Most of my essays are pretty upbeat. Life has been very good to me and that is something I want to share. This one is a little different. It's about sadness and the pain of loss. Life, no matter how good, is not pain free, and the more we have the more we can lose.
About a year ago my oldest son had to take his cat to the vet to be put down because all efforts to fix its health problems had failed. He knew it was what needed to be done and somehow summoned the courage to do it, but he was hurt terribly by the loss. In talking to him about it, I came up with the phrase, "Grief is the shadow cast by love." What I was saying is that when grief seems overwhelming it is because we have had the gift of being able to love, to have something or someone fill our lives so much that the loss is a physical pain.
Josh and I could have avoided all that pain by simply not allowing his cat or my dog into our lives in the first place. We also would have eliminated a whole lot of warmth and joy and laughter. We would have given up the chance to love and be loved. Believe me, our pets do return the love we give them. They offer no criticism or judgement, only affection.
So, is that the answer? Avoid the pain by forgoing the joy? I certainly don't think so. Over the years, I have loved and lost many beloved pets, mostly dogs, but also cats and even an iguana who lived with us for fifteen years. Every one of them more than repaid the emotional cost of losing them. I remember the joy much more than the pain.

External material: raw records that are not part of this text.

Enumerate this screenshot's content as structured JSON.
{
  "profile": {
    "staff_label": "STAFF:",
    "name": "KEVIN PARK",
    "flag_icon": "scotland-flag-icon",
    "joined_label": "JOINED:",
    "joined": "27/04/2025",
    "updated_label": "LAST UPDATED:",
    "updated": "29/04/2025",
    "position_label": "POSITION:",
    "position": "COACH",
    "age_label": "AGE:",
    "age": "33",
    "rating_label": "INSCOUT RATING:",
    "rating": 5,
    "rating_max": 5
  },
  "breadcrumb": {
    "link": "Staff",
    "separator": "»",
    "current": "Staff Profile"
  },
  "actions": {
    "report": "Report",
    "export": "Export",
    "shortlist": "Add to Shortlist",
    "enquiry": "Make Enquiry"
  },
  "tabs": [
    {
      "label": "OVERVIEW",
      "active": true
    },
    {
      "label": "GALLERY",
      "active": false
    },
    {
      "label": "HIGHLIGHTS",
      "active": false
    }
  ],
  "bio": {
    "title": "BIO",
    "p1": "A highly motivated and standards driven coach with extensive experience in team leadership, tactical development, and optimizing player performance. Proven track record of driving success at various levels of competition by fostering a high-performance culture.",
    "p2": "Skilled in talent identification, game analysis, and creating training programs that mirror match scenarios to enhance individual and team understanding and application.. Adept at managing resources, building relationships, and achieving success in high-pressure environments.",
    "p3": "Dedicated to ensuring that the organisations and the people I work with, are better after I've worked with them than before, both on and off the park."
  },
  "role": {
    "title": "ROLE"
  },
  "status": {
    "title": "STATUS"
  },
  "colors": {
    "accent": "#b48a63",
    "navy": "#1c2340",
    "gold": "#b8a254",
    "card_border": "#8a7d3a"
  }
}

Kahlil Gibran said it best in The Prophet, "without love you laugh, but not all of your laughter; weep, but not all of your tears." Thank you to Rowdy and all his predecessors, for my laughter and for my tears. The shadow, grief, is only there because of the substance, love.